Understanding turbulence in fluids and plasmas is one of the great challenges of physics. In Earth's near-space environment, known as the magnetosphere, turbulent fluctuations in electromagnetic fields and flows transport vast quantities of energy inward toward Earth through a channel of stretched magnetic field known as the magnetotail. This region is characterized by explosive energy releases that drive particle acceleration and scattering to form dazzling auroral displays at the poles and energize plasmas near in the equator to the extent that they dramatically modify Earth's magnetic field. In this project we shall identify and quantify the different forms of energy transport through this region of space with the ultimate aim of mapping their distribution under varying space weather conditions.

The student will implement data-analysis techniques designed to extract the different forms of energy transport from multi-point time-series measurements of electromagnetic fields and particles. These measurements are provided by the Magnetospheric Multi-Scale mission. Statistics will be compiled to map the distribution of the different forms of transport and to identify general characteristics of the turbulent fields and flows through this region of space. The student will gain experience in the implementation of spectral analysis techniques and familiarity with basic space plasma physics.

Qualifications: The student should be familiar with Maxwell's equations. The ability to write computer code is necessary.

Weekly Hours: 3-5 hrs

Off-Campus Research Site: Covid Safe/Remote

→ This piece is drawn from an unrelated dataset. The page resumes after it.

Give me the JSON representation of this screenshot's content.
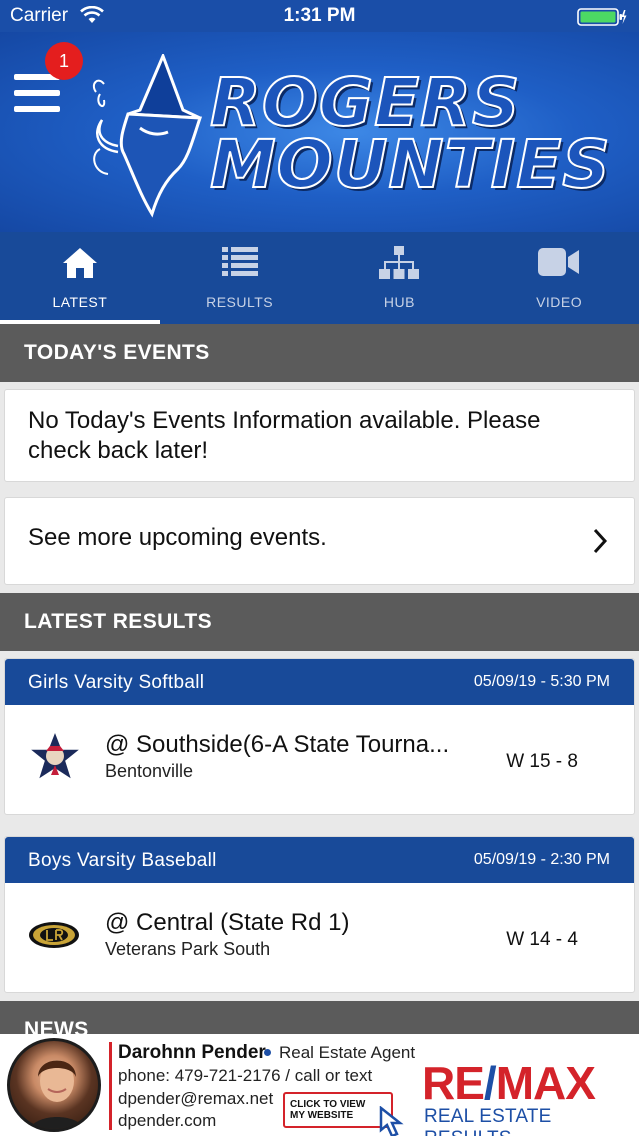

Related website: https://lasp.colorado.edu/mms/sdc/public/

Closed (4) 'Flow tracing through the auroral acceleration region'

Applications for fall 2021 are now closed for this project.

The spectacular display of light seen at high latitudes and known as the aurora is a consequence of the conversion of electromagnetic energy to particle kinetic energy. The motions in these luminous features are a marker for how the energy conversion operates. This project seeks to trace the motion of elements of light seen in these displays to identify the physics defining the energy conversion process.


This research will involve the analysis of visible imagery in the form of movies of active auroral displays. Techniques to trace optical elements in these features will be implemented to derive flow patterns describing the flow of plasmas above the Earth's atmosphere. The student will gain experience in the analysis of dynamic imagery and familiarity with the physics of auroral particle acceleration. , Staff Researcher

Qualifications: The student should be familiar with Maxwell's equations. The ability to write computer code is necessary.

Weekly Hours: 3-5 hrs

Off-Campus Research Site: Covid Safe/Remote

Related website: https://www.isas.jaxa.jp/e/forefront/2006/hirahara/index.shtml